“There were certain things that I was supposed to know about, but I didn’t,” she said. “It was frustrating not having a phone.”

Ithaca’s Verizon representatives don’t know how many residents are still without phone service but noted that installation dates are currently being given into October.

“Collegetown is a mess as usual,” said Tom Joseph, chief steward of the Communication Workers Association local union. “It’s crazy and you’re a phone truck and people camp out and sit on your bumper.”

Verizon union workers in twelve northeastern states ended their three week strike on August 20. They had accused the phone company of hiring non-union workers, especially in the wireless service industry, while demanding better hours and increased pay.

Union workers in Ithaca ratified their new contract last Friday.
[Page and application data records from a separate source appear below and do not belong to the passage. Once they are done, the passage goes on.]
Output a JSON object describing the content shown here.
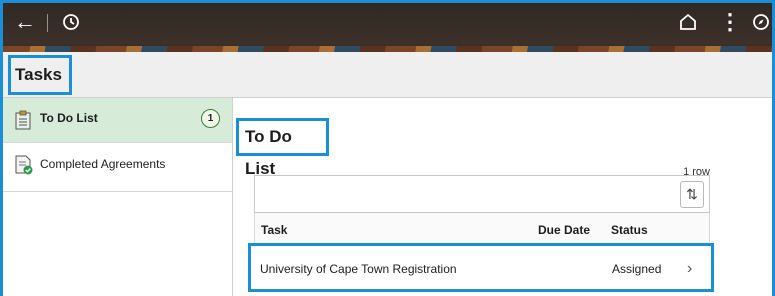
{
  "header": {
    "back_icon": "arrow-left-icon",
    "history_icon": "clock-icon",
    "home_icon": "home-icon",
    "menu_icon": "vertical-dots-icon",
    "navbar_icon": "compass-icon"
  },
  "page": {
    "title": "Tasks"
  },
  "sidebar": {
    "items": [
      {
        "label": "To Do List",
        "count": "1",
        "icon": "clipboard-icon"
      },
      {
        "label": "Completed Agreements",
        "icon": "document-check-icon"
      }
    ]
  },
  "main": {
    "title": "To Do List",
    "row_count": "1 row",
    "sort_icon": "sort-arrows-icon",
    "columns": [
      "Task",
      "Due Date",
      "Status"
    ],
    "rows": [
      {
        "task": "University of Cape Town Registration",
        "due_date": "",
        "status": "Assigned"
      }
    ]
  },
  "colors": {
    "accent_frame": "#1a8fd6",
    "active_item": "#d6ecd9",
    "banner": "#3a2f27"
  }
}
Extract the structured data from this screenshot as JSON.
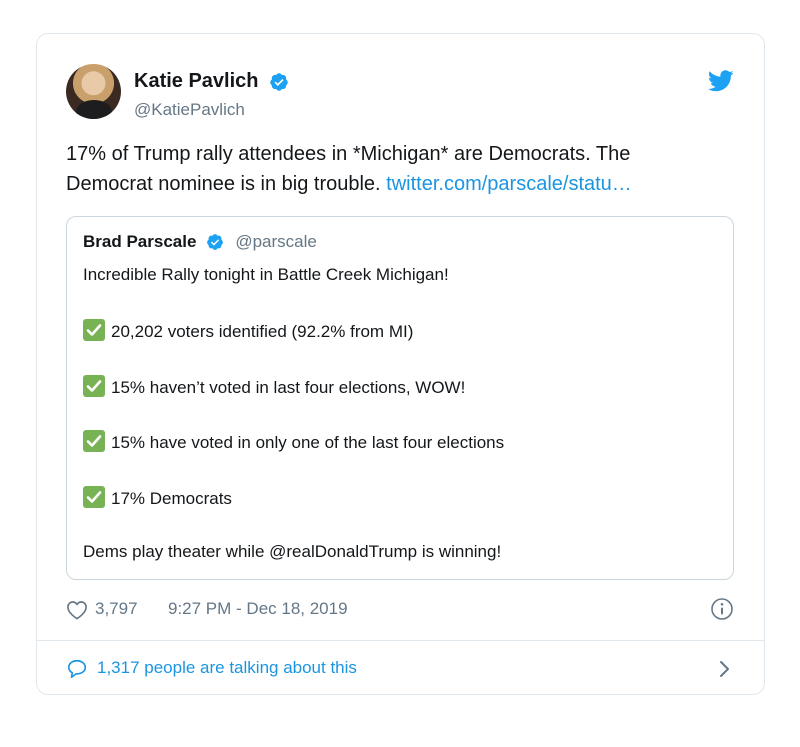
{
  "tweet": {
    "author_name": "Katie Pavlich",
    "author_handle": "@KatiePavlich",
    "text_line1": "17% of Trump rally attendees in *Michigan* are Democrats. The",
    "text_line2": "Democrat nominee is in big trouble. ",
    "link_text": "twitter.com/parscale/statu…",
    "likes": "3,797",
    "timestamp": "9:27 PM - Dec 18, 2019",
    "talking_text": "1,317 people are talking about this"
  },
  "quote": {
    "author_name": "Brad Parscale",
    "author_handle": "@parscale",
    "intro": "Incredible Rally tonight in Battle Creek Michigan!",
    "items": [
      "20,202 voters identified (92.2% from MI)",
      "15% haven’t voted in last four elections, WOW!",
      "15% have voted in only one of the last four elections",
      "17% Democrats"
    ],
    "outro": "Dems play theater while @realDonaldTrump is winning!"
  },
  "icons": {
    "verified": "verified-badge-icon",
    "bird": "twitter-bird-icon",
    "heart": "heart-icon",
    "info": "info-icon",
    "bubble": "speech-bubble-icon",
    "chevron": "chevron-right-icon",
    "check": "white-check-mark-icon"
  },
  "colors": {
    "accent": "#1da1f2",
    "link": "#1b95e0",
    "muted": "#657786",
    "check_green": "#77b255"
  }
}
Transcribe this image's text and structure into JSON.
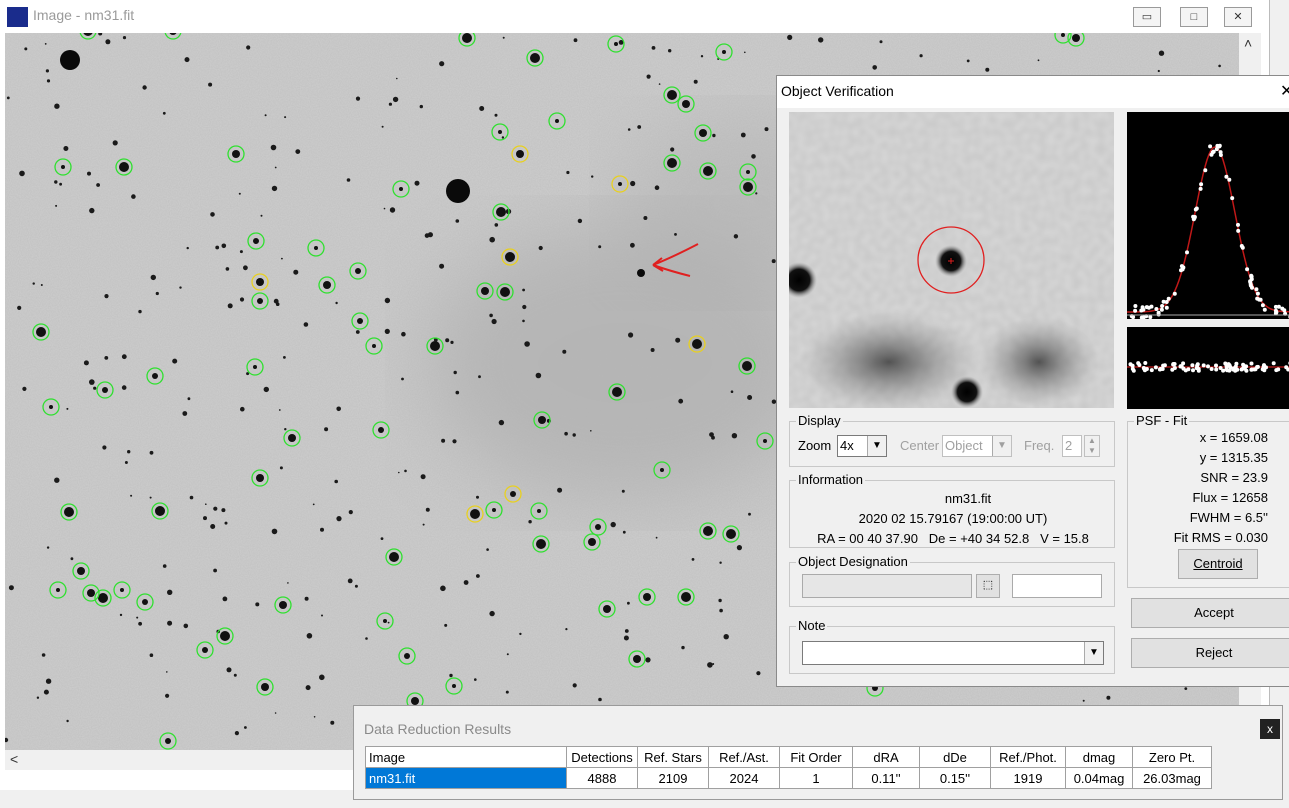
{
  "image_window": {
    "title": "Image - nm31.fit",
    "minimize": "▭",
    "maximize": "□",
    "close": "✕",
    "scroll_up": "˄",
    "scroll_left": "<"
  },
  "object_verification": {
    "title": "Object Verification",
    "close": "✕",
    "display": {
      "group_label": "Display",
      "zoom_label": "Zoom",
      "zoom_value": "4x",
      "center_label": "Center",
      "center_value": "Object",
      "freq_label": "Freq.",
      "freq_value": "2"
    },
    "information": {
      "group_label": "Information",
      "filename": "nm31.fit",
      "datetime": "2020 02 15.79167 (19:00:00 UT)",
      "coords": "RA = 00 40 37.90   De = +40 34 52.8   V = 15.8"
    },
    "designation": {
      "group_label": "Object Designation",
      "value": "",
      "second_value": ""
    },
    "note": {
      "group_label": "Note",
      "value": ""
    },
    "psf_fit": {
      "group_label": "PSF - Fit",
      "x": "x = 1659.08",
      "y": "y = 1315.35",
      "snr": "SNR = 23.9",
      "flux": "Flux = 12658",
      "fwhm": "FWHM = 6.5''",
      "fit_rms": "Fit RMS = 0.030",
      "centroid_label": "Centroid"
    },
    "accept_label": "Accept",
    "reject_label": "Reject"
  },
  "data_reduction": {
    "title": "Data Reduction Results",
    "close": "x",
    "columns": [
      "Image",
      "Detections",
      "Ref. Stars",
      "Ref./Ast.",
      "Fit Order",
      "dRA",
      "dDe",
      "Ref./Phot.",
      "dmag",
      "Zero Pt."
    ],
    "rows": [
      [
        "nm31.fit",
        "4888",
        "2109",
        "2024",
        "1",
        "0.11''",
        "0.15''",
        "1919",
        "0.04mag",
        "26.03mag"
      ]
    ]
  },
  "colors": {
    "detection_circle": "#2fe02f",
    "candidate_circle": "#e8d020",
    "annotation_arrow": "#e02020",
    "selection": "#0078d7"
  }
}
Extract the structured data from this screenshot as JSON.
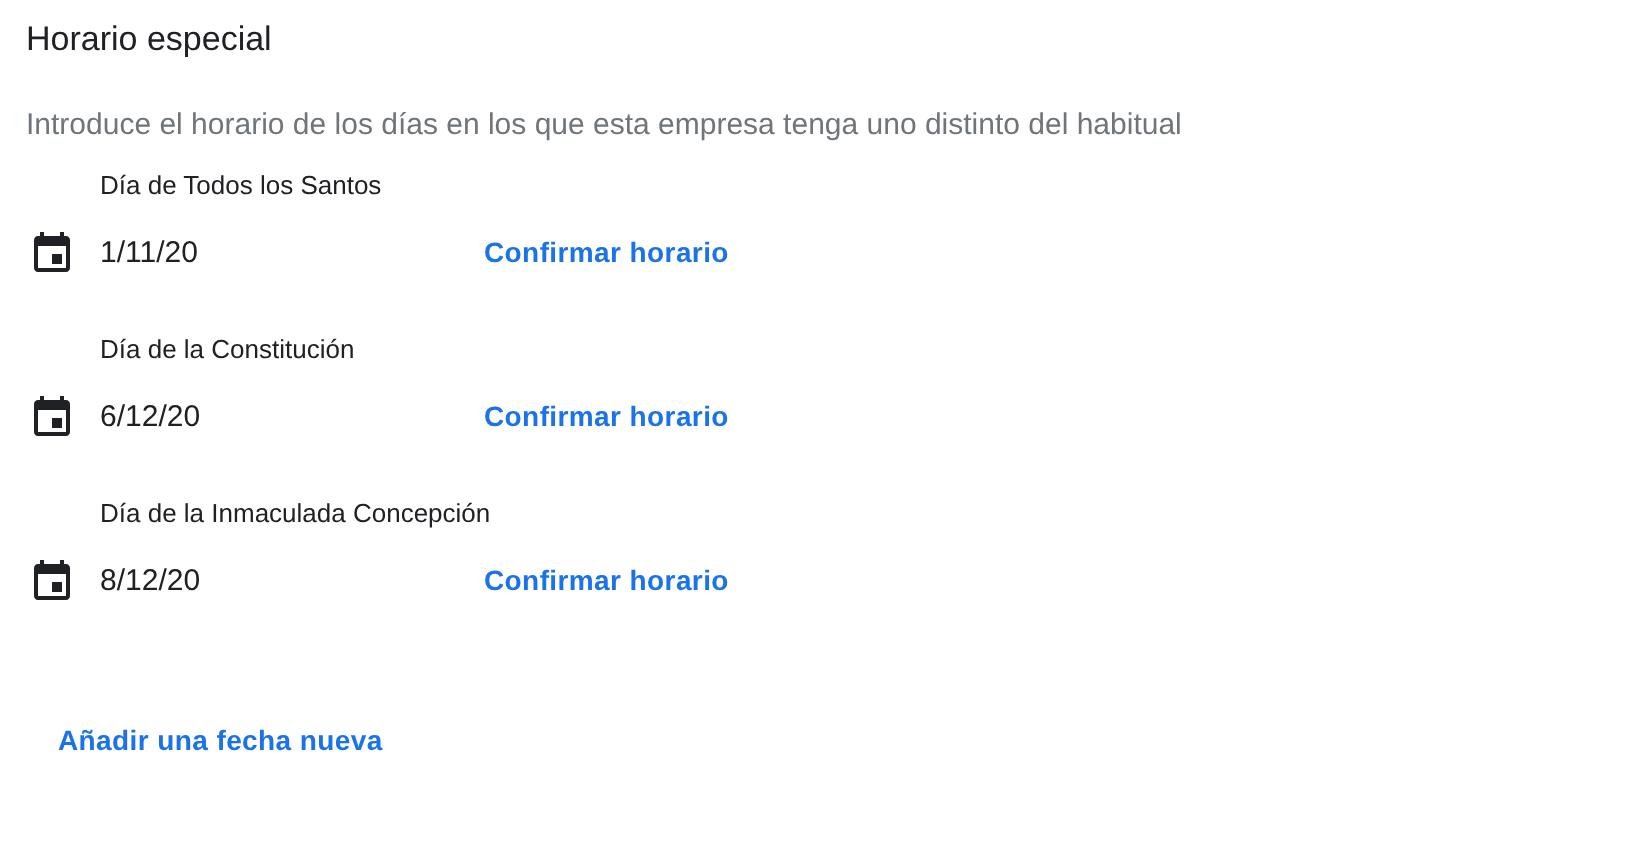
{
  "title": "Horario especial",
  "description": "Introduce el horario de los días en los que esta empresa tenga uno distinto del habitual",
  "dates": [
    {
      "name": "Día de Todos los Santos",
      "date": "1/11/20",
      "action": "Confirmar horario"
    },
    {
      "name": "Día de la Constitución",
      "date": "6/12/20",
      "action": "Confirmar horario"
    },
    {
      "name": "Día de la Inmaculada Concepción",
      "date": "8/12/20",
      "action": "Confirmar horario"
    }
  ],
  "add_link": "Añadir una fecha nueva"
}
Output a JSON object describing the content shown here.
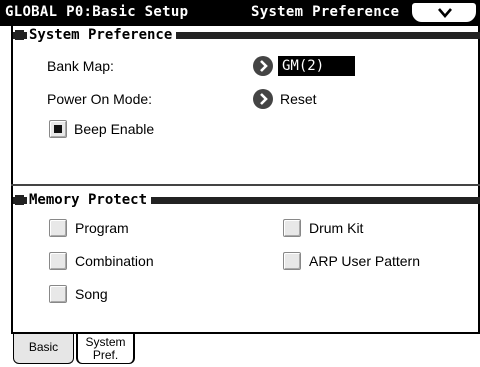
{
  "title": {
    "left": "GLOBAL P0:Basic Setup",
    "right": "System Preference"
  },
  "icons": {
    "menu": "chevron-down-icon",
    "select_arrow": "circle-arrow-right-icon"
  },
  "system_preference": {
    "header": "System Preference",
    "bank_map_label": "Bank Map:",
    "bank_map_value": "GM(2)",
    "power_on_mode_label": "Power On Mode:",
    "power_on_mode_value": "Reset",
    "beep_enable_label": "Beep Enable",
    "beep_enable_checked": true
  },
  "memory_protect": {
    "header": "Memory Protect",
    "items": [
      {
        "label": "Program",
        "checked": false
      },
      {
        "label": "Combination",
        "checked": false
      },
      {
        "label": "Song",
        "checked": false
      },
      {
        "label": "Drum Kit",
        "checked": false
      },
      {
        "label": "ARP User Pattern",
        "checked": false
      }
    ]
  },
  "tabs": {
    "basic": "Basic",
    "system_line1": "System",
    "system_line2": "Pref."
  }
}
Joseph estimated that many orders for phones still haven’t been placed. “There are a lot of people who haven’t called yet,” he said. “Some of them are still working on cell phones.”

After the strike ended, many students remembered daily calls to the phone company to speed up getting a number. Howard Heching ’03 said he was initially promised service in six days.

“After six days, I called everyday and they kept telling me another day,” he said of his two-week wait. “I used pay phones where I could find them. I wasn’t able to make contact with people, even to check my e-mail. I had to use the computer when someone else wasn’t on it.”

“Your parents can’t reach you and this is the time you actually miss your home friends and you can’t get in touch with them,” said Ying Liang ’03.

Class conflicts also complicated installations because students don’t want to miss lectures and sections. “You do a lot of work but you can’t get into the apartments,” Joseph said. “I think this weekend they probably got a lot of stuff done, got cleaned up a bit.”

Close to 10,000 Ithaca residents were affected by the strike this summer.

Archived article by Beth Herskovits